I am a huge fan of Monday mornings, the first day of the week is a new start and the best day of the week to optimise old opportunities and seek out new ones. Today is an exception to the rule. I wake up at half past six and skulk downstairs for a bowl of cereal. I just about cram the last spoonful into my trap when Katarina’s father bursts into the kitchen and tells me that he needs my help. I understand that there is a problem with the car and he needs me to lift something. When we get to the garage I find that his tyres are flat and he needs me to help him pump. All four tyres are down and it takes us twenty-five minutes to pump them up again. The combination of sleep deprivation, hangover and belly full make the pumping almost impossible and I almost vomit over my shoes. I finish the job and collapse on the dining room sofa before we leave the house and I get the bus to the train station with my fantastic hostess.
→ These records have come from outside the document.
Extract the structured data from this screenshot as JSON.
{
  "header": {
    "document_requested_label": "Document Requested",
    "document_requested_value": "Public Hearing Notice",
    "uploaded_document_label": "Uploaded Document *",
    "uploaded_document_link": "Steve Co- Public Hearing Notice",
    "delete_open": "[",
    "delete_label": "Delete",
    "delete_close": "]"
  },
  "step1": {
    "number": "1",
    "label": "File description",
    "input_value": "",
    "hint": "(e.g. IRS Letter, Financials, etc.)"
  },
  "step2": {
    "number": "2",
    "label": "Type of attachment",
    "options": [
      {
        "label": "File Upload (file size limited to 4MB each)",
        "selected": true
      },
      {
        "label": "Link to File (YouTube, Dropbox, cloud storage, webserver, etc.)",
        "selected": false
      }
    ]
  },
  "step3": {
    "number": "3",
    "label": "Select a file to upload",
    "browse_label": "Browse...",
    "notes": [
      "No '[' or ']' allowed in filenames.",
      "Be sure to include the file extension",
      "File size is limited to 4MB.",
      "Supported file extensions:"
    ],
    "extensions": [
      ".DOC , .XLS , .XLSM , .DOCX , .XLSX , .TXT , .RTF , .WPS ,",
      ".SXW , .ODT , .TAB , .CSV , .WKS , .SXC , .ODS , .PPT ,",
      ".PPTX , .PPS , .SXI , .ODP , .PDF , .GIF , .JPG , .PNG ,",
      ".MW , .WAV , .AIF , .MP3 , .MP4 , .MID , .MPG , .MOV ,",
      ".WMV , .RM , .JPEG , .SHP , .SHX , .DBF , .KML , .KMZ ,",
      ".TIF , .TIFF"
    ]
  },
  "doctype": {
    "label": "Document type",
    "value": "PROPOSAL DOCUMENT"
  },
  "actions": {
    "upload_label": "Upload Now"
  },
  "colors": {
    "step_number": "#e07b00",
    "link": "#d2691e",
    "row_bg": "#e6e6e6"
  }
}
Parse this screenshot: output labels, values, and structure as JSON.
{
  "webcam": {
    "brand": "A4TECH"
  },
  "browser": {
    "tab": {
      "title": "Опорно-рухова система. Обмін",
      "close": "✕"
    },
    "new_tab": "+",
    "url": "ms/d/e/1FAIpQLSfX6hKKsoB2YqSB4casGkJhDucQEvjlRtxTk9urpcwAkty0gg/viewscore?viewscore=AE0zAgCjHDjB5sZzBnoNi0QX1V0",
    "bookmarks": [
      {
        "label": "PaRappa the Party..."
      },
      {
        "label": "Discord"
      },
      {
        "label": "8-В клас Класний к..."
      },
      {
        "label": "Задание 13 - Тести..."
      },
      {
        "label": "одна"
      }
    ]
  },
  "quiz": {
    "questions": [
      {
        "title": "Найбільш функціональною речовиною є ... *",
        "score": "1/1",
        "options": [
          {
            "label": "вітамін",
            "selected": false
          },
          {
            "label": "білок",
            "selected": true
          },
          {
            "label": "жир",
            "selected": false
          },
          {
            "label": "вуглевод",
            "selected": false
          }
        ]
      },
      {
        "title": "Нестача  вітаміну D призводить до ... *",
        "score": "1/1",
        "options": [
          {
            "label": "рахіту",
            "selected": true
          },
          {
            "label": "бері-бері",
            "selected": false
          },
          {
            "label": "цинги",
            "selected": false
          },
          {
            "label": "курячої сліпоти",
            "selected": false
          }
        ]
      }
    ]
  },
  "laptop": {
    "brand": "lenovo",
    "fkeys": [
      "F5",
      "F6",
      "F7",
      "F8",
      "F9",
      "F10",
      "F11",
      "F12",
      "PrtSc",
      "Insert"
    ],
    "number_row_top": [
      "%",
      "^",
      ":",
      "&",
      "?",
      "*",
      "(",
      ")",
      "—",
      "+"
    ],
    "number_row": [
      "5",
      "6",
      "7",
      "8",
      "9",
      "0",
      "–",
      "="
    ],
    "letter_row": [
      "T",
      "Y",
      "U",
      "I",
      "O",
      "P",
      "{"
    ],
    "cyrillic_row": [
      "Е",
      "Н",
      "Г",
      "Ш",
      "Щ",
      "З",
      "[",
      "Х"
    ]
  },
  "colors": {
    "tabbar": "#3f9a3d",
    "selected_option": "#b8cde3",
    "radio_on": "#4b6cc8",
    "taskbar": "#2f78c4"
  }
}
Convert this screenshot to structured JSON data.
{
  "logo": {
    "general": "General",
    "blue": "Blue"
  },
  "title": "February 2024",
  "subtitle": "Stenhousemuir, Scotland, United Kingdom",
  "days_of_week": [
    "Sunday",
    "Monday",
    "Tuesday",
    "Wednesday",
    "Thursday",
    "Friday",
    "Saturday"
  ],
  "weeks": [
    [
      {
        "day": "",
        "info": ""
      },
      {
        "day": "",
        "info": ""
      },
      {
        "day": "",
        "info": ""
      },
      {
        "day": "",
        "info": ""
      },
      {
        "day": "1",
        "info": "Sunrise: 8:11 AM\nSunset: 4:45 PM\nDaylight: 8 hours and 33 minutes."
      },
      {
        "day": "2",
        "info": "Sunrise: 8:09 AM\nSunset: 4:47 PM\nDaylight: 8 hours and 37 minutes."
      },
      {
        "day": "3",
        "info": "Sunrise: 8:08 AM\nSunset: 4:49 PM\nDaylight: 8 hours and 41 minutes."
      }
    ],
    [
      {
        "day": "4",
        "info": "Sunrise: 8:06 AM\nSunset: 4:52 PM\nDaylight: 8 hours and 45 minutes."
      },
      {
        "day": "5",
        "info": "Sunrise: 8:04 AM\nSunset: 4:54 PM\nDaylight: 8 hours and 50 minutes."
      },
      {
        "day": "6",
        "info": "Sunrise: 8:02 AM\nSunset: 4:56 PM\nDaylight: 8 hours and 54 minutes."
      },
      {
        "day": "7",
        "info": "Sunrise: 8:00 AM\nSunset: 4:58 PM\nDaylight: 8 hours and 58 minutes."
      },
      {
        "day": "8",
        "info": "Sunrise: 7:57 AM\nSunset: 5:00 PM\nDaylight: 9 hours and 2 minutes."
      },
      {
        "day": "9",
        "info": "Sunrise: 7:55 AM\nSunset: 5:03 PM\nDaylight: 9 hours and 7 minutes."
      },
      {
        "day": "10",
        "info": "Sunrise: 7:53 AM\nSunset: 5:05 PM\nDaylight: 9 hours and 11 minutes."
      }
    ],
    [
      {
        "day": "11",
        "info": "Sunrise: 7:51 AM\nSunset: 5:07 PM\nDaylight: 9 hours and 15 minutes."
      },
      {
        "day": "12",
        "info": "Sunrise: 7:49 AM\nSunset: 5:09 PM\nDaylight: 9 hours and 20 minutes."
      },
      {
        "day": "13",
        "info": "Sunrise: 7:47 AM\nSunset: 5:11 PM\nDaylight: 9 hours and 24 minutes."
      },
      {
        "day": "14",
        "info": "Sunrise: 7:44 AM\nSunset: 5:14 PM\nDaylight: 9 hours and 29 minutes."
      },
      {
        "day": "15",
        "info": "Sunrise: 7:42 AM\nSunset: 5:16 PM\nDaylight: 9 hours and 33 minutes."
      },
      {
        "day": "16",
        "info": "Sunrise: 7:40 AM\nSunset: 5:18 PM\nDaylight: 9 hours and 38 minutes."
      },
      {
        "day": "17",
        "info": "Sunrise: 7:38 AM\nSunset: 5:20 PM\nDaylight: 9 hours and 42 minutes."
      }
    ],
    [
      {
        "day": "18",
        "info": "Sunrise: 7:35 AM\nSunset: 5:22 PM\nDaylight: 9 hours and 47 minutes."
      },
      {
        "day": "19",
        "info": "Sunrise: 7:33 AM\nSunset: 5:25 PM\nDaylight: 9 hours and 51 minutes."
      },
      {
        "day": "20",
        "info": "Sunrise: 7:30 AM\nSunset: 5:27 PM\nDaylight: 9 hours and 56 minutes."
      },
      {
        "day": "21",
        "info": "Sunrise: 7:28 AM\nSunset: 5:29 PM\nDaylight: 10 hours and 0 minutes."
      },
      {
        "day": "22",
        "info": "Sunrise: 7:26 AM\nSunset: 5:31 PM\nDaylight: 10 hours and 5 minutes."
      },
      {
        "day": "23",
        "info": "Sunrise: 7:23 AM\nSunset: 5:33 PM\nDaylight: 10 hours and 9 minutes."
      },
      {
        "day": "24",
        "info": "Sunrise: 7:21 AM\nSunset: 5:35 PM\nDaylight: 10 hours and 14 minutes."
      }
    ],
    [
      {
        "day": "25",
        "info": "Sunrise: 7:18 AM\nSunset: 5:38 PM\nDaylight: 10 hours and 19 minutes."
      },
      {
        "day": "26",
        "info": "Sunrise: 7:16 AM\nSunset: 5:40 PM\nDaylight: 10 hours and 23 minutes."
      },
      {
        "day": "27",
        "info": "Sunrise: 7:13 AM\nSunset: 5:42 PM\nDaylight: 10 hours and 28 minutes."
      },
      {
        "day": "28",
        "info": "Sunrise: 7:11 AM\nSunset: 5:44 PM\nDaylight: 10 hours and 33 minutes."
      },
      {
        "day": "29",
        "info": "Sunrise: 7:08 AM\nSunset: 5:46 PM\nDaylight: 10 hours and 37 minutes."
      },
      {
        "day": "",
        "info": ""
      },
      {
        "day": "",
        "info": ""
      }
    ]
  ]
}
We smoke cigarettes outside Zilina Hlavna while waiting for Katarina’s lift to Bratislava, when he arrives I bid her farewell and jump straight on my train to Krakow. The train stops in Katowice and I get stopped by the police for smoking in a prohibited section. A drunken man in my carriage tries to teach me how to dance like a Cossack and a lady sells me a meat sandwich instead of a cheese one. Apart from that, the journey is straight and I am back home in time for tea.